§ Work request: Return each line of the entries that holds the string "Create".

§ Stored data:
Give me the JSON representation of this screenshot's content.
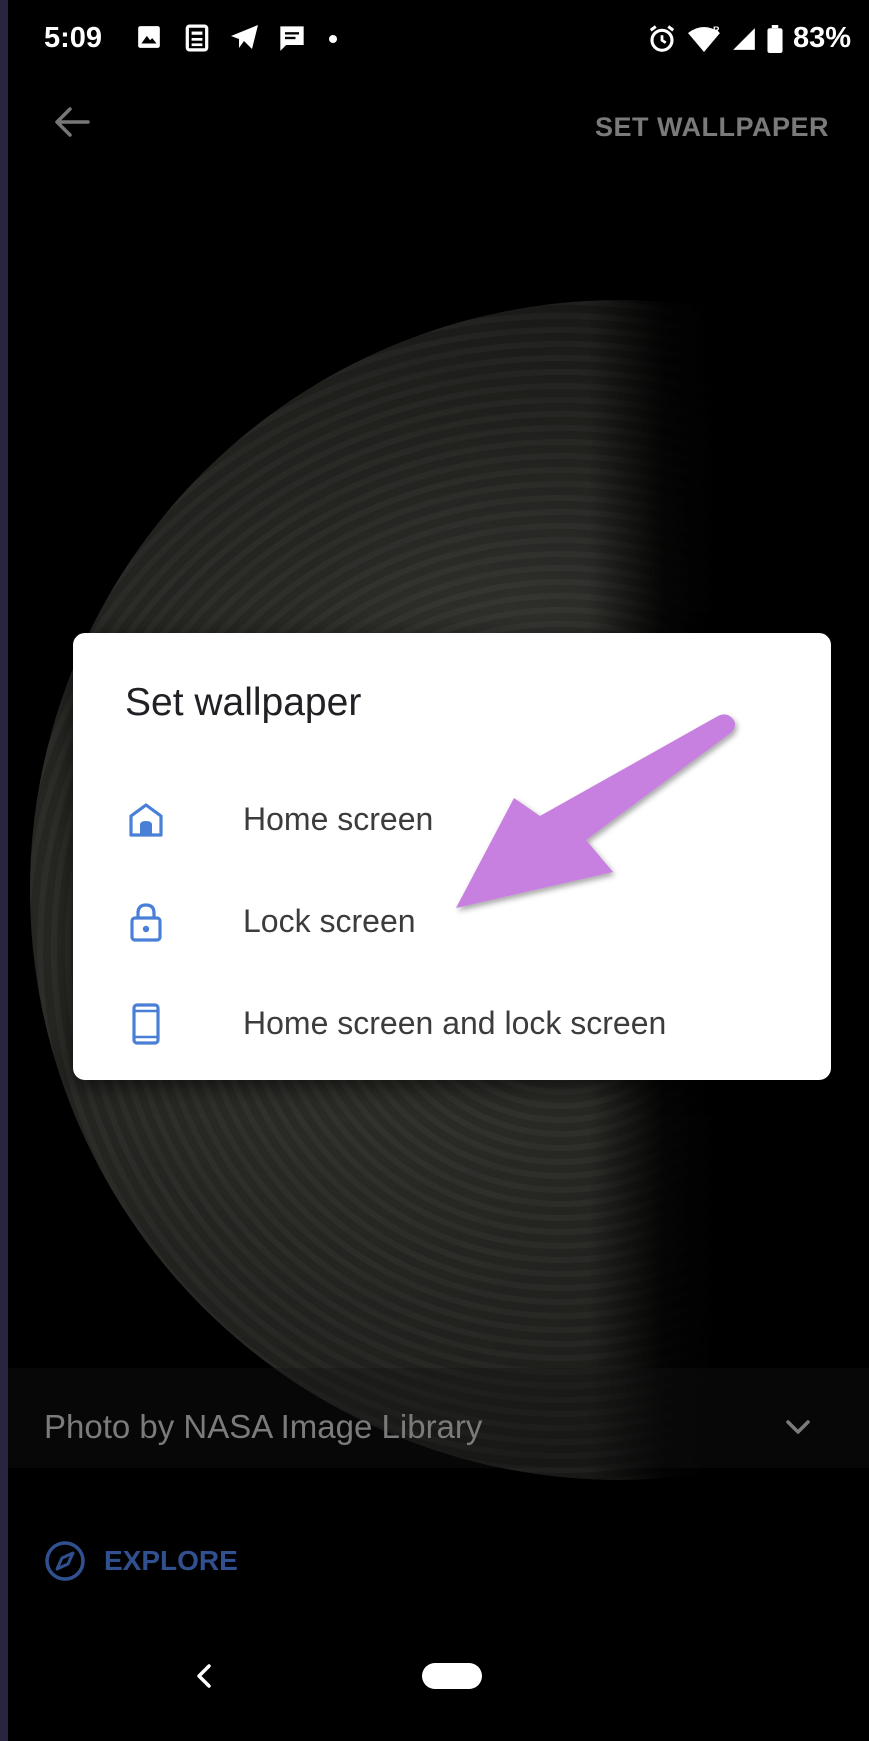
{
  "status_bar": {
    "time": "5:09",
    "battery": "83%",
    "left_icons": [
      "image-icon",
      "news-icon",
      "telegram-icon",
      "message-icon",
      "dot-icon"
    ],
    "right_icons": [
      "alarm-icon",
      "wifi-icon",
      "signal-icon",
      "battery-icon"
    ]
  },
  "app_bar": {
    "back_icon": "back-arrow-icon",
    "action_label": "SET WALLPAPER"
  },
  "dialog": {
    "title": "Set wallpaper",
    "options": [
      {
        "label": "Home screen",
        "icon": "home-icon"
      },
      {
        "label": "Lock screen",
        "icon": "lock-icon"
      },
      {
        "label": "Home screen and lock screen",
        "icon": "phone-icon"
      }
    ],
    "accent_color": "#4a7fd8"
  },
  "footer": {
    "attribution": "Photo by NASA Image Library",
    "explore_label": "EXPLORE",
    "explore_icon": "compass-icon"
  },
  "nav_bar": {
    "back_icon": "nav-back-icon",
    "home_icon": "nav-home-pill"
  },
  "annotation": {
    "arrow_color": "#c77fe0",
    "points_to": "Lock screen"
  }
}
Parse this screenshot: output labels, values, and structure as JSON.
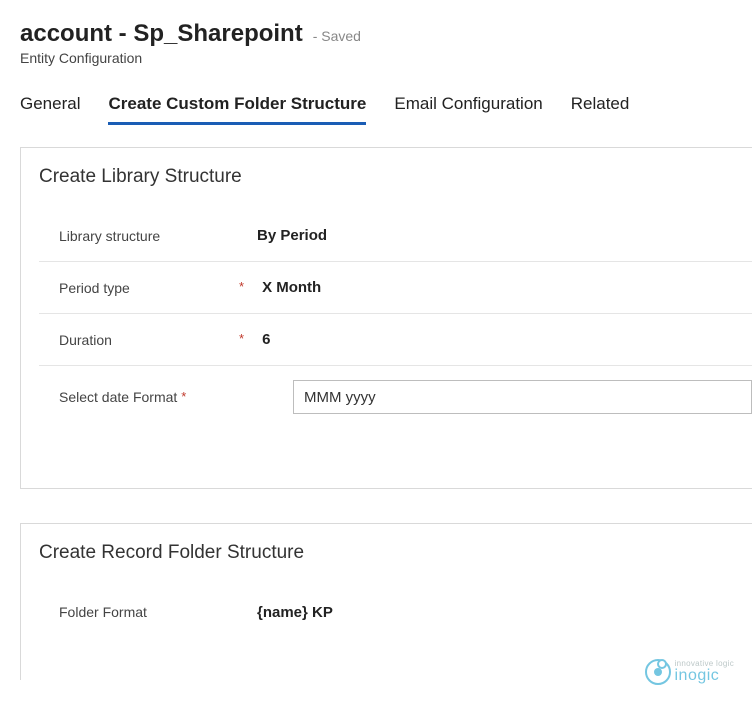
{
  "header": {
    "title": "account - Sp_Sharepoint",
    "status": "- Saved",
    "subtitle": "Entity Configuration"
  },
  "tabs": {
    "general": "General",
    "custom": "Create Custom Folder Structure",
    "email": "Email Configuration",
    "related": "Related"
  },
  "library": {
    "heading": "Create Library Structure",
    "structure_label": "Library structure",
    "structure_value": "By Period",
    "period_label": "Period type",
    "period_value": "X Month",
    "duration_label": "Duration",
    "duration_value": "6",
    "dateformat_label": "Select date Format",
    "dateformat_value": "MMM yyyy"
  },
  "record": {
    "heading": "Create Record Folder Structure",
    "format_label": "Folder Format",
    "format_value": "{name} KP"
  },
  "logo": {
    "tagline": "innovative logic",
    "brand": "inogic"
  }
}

§ Response:
    "custom": "Create Custom Folder Structure",
    "heading": "Create Library Structure",
    "heading": "Create Record Folder Structure",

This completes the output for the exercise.